Although support of the Armed Forces to PNP has been crucial, Tubino, who presented the law, believed that drug interdiction needed further attention. “Colombia, with the National Police and the Armed Forces under the Ministry of Defense, acts directly against narcotrafficking, and its interdiction percentage is about 40 percent, and here we can’t even reach 12 percent,” he said.
Involving the Armed Forces
Although Congress passed the law, it’s pending presidential approval to take effect. The legislation isn’t the first to grant law enforcement duties to the Armed Forces in the fight against narcotrafficking.

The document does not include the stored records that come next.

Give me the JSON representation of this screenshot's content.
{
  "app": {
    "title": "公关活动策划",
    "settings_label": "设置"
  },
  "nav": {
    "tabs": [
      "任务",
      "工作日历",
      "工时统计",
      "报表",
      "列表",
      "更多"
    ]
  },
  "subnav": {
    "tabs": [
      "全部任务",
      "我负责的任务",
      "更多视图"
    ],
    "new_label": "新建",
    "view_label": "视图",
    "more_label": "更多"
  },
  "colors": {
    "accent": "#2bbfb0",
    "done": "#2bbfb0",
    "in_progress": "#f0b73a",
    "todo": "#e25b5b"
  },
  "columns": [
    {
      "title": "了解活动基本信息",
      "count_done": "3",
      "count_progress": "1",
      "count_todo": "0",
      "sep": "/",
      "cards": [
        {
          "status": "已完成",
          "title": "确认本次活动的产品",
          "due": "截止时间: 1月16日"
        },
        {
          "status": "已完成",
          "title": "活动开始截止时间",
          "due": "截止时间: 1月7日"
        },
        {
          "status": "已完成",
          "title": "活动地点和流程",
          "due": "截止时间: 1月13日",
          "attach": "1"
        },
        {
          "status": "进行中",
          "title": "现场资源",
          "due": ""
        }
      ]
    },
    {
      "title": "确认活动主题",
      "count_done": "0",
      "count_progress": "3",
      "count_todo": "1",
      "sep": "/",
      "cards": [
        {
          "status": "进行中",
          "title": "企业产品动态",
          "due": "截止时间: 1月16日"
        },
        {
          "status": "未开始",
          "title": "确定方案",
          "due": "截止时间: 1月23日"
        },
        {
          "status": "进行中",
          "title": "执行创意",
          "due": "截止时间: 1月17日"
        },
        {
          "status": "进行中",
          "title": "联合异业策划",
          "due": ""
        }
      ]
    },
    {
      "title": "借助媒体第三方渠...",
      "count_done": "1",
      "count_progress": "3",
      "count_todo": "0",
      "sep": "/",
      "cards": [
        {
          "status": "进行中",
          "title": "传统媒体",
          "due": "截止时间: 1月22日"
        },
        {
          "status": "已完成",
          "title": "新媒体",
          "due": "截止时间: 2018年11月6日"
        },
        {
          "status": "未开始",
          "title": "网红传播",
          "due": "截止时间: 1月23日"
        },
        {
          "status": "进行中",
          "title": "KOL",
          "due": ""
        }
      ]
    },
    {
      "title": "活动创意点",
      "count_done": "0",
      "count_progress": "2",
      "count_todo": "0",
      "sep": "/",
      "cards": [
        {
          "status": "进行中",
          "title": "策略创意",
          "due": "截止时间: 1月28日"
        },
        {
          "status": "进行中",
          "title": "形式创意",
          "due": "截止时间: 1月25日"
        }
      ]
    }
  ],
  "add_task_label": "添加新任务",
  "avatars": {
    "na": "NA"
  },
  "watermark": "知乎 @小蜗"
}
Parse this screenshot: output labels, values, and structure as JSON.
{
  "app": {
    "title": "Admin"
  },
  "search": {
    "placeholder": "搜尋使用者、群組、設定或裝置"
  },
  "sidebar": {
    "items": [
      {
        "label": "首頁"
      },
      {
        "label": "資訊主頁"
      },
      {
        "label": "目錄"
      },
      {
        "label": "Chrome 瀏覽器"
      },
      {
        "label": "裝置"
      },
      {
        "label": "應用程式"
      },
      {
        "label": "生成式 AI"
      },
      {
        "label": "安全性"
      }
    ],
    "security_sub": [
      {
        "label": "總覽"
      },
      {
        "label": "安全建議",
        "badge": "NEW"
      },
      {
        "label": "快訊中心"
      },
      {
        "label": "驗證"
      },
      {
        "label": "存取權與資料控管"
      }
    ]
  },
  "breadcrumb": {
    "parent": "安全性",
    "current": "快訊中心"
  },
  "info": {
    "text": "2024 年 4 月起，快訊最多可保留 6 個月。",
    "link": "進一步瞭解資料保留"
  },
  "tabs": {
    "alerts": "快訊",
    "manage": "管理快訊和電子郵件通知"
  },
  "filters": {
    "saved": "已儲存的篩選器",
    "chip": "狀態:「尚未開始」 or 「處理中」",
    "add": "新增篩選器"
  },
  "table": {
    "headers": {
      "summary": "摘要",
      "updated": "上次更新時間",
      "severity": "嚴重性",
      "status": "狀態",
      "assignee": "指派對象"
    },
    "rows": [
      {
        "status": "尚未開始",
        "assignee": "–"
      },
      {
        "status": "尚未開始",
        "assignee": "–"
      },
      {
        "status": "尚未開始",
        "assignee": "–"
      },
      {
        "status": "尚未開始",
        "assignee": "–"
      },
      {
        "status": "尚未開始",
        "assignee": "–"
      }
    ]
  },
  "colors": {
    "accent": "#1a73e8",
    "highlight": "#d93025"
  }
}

In 1993, Law No. 26247 authorized military participation to capture people involved in narcotrafficking in areas lacking PNP’s presence.
In April 1996, the act was repealed. Tubino, a retired Navy vice admiral, introduced the current law based on the former one for its effectiveness against narcotrafficking.
“Back then, we put narcotraffickers up against the wall,” said Tubino, who was a political military chief in VRAEM at the time. “That experience led me to always keep in mind that it is possible to involve the Armed Forces, well-trained and prepared, to conduct interdictions, although they cannot replace PNP in their constitutional crime investigation and follow-up role.”
The Armed Forces and PNP welcomed the law for the most part, but certain groups in both institutions have shown some resistance. Some people are also concerned with granting too much power to the military.
“We are talking about inhospitable areas in a state of emergency, areas of complex military operations, where we tell the Armed Forces they have to fight not only against terrorism, but also against these groups’ logistics, to commit to conduct interdiction,” Tubino said. “If there is no real commitment to this, peacekeeping efforts in VRAEM won’t be successful.”
To balance the knowledge between service members and PNP, the new law takes into account the need to train units and implement programs and specialized courses in schools of both institutions. Tubino ponders the creation of a school with military and police instructors, both active and retired. According to the congressman, the exchange of information and experience will be highly beneficial.
Maj. Gen. Gómez de la Torre highlighted the achievements of his units. “The VRAEM Special Command conducted an ongoing, sustained effort—before and after the law was passed—in the fight against narcotrafficking with the joint and integrated use of land, air, police, and special forces components,” the officer said. “The success achieved attests to this, as we commit ourselves to continue these accomplishments in tasks assigned, with the obvious positive impact the Peruvian state expects.”